So here were are. The beginning of another race season. Another winter of training with coach Phil. A new year awaiting to unfold. What lies ahead remains to be seen but as far as season openers go, few do it better than the folks at TweedLove. We were in the Tweed Valley for the race known as Vallelujah, a hallowed race for those who regularly throw themselves off hill sides on their mountain bikes at the weekends. This year it took in delightful trails from both the well known Glentress and lesser known Cademuir forests.
It was great to see riding buddies and racing rivals again after a long winter of racing hiatus. The sun had come out and the trails were teeming with grippy dirt and perfectly formed ruts. It was shaping up to be a good weekend. Sunday race day came, as it always does and the seeded riders headed out toward the back of 9am. First up was Cademuir to take in 3 short, but technically demanding stages before making our way towards Glentress for a further 3 physical assaults of our bikes and bodies.

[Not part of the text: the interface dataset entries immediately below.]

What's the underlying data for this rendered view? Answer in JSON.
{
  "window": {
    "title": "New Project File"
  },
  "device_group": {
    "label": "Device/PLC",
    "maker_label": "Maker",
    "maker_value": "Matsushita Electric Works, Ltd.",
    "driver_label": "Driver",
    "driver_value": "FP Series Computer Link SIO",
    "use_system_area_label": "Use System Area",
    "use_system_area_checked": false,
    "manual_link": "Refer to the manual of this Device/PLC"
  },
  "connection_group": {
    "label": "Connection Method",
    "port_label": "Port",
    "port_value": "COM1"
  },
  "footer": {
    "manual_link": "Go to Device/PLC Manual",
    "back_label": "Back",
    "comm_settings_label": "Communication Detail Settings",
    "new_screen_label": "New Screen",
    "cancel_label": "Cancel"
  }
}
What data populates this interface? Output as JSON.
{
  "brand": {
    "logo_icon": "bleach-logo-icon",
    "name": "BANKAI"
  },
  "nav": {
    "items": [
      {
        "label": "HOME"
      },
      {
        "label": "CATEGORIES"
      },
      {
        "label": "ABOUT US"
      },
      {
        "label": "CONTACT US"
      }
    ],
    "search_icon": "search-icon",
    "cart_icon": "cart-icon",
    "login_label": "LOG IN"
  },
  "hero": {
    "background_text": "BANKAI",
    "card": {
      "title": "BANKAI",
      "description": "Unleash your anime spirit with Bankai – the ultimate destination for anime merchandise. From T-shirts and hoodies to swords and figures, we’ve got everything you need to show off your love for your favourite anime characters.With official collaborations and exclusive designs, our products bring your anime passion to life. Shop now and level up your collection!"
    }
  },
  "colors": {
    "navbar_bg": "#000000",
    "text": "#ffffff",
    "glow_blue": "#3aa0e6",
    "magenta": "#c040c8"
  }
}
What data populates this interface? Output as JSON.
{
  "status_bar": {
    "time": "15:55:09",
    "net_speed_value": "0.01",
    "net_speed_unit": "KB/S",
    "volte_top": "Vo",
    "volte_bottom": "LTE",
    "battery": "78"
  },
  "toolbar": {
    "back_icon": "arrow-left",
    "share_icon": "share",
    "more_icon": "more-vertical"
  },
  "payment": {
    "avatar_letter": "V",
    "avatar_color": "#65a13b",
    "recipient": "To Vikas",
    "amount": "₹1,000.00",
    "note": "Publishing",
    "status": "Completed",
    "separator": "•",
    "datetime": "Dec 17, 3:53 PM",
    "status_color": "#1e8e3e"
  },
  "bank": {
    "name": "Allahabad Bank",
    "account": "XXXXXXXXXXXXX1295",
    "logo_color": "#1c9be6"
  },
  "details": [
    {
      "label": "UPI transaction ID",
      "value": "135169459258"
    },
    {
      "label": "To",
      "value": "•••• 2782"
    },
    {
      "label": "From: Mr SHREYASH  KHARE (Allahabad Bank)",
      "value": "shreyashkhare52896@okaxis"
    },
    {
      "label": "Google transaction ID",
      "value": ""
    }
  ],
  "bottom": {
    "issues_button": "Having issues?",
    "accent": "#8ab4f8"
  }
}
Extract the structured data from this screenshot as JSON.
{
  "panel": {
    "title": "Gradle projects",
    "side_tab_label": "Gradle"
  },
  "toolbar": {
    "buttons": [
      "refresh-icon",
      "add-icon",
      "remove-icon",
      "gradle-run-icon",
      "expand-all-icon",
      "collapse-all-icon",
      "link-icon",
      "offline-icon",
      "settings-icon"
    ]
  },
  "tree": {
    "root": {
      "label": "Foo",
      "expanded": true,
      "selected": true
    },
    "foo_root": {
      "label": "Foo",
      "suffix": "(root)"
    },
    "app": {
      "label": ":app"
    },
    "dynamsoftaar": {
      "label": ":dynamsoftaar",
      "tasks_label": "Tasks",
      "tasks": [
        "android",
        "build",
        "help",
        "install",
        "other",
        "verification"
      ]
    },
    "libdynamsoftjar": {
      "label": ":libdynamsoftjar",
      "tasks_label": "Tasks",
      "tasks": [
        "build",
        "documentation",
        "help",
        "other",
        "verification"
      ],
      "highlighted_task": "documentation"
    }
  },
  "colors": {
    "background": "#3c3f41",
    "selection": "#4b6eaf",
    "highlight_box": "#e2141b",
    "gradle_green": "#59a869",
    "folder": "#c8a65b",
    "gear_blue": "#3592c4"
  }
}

First race nerves always make an appearance but for some reason I felt remarkably calm. The chilled out nature of the event meant stress was at a minimum, but the make no mistake, the racing would be fierce, fast and furious. Excitement and determination got the better of me and I put the bike down coming into a turn on stage 1. "Chill out!" I told myself.
My plan of attack was to keep things steady until stage 6. Stage 6 was the big kahuna, the whole enchilada, the most important stage of the weekend. Being the longest and most physical, time could be made (or lost) here. I executed my plan with surprising efficiency with 3 stage results inside the top 6. But it was stage 6 where I had planned to make my attack. I saved my energy with this in mind and went with "all the eggs in one basket" approach.
The top section of 6 was a flat out, white knuckle ride down the southern face of Glentress and the stage snaked its way through the forest all the way back to Peebles. I was riding well, catching the rider in front of me and felt as though I could finish the race strong. Then, all of sudden my bike started to make some concerning noises. Like when you are driving an old car and you hear a loud bang, not a reassuring noise in any case, well that was what I was going through but at this point I was travelling at speeds of up to 31mph. Offroad. When your bike starts to make noises like that, you certainly notice. I put it down to a rock strike or something of that nature and ploughed on.
I began to hear rattling, but as is tradition when you are mid race run, I ignored it and kept pushing on. However, I was halted when my rear brake eventually seized and stopped the wheel from turning. I was only a few hundred meters from the finish line. "This can't happen, not now!" I shouted. I pulled over to the side of the trail, looked round and there it was. Sticking out of the end of my frame was my rear axle. It had worked its way out of the frame making the wheel loose and causing the rear brake rotor to become misaligned with the brake caliper, thus stopping the wheel from turning. I frantically tried to get the axle threaded back in but it was no use. The seconds ticked away and a rider went by, then another, until I got everything tightened up again.
I rode to the finish and I was gutted. Plauged by mechanical misfortune once more. Ah well, at least the sun was out. I ended up 19th thanks to my bikes spontaneous combustion no doubt. But crucially I was able to take away some positives this weekend. I have some good speed and I can hang with the really fast guys when I put things together. Its now a matter of patience and a bit of luck to carry that through to the end of a race.
Next up for me is Rd1 of the Scottish Enduro Series at Laggan. Entries are still available so get involved and give racing a go!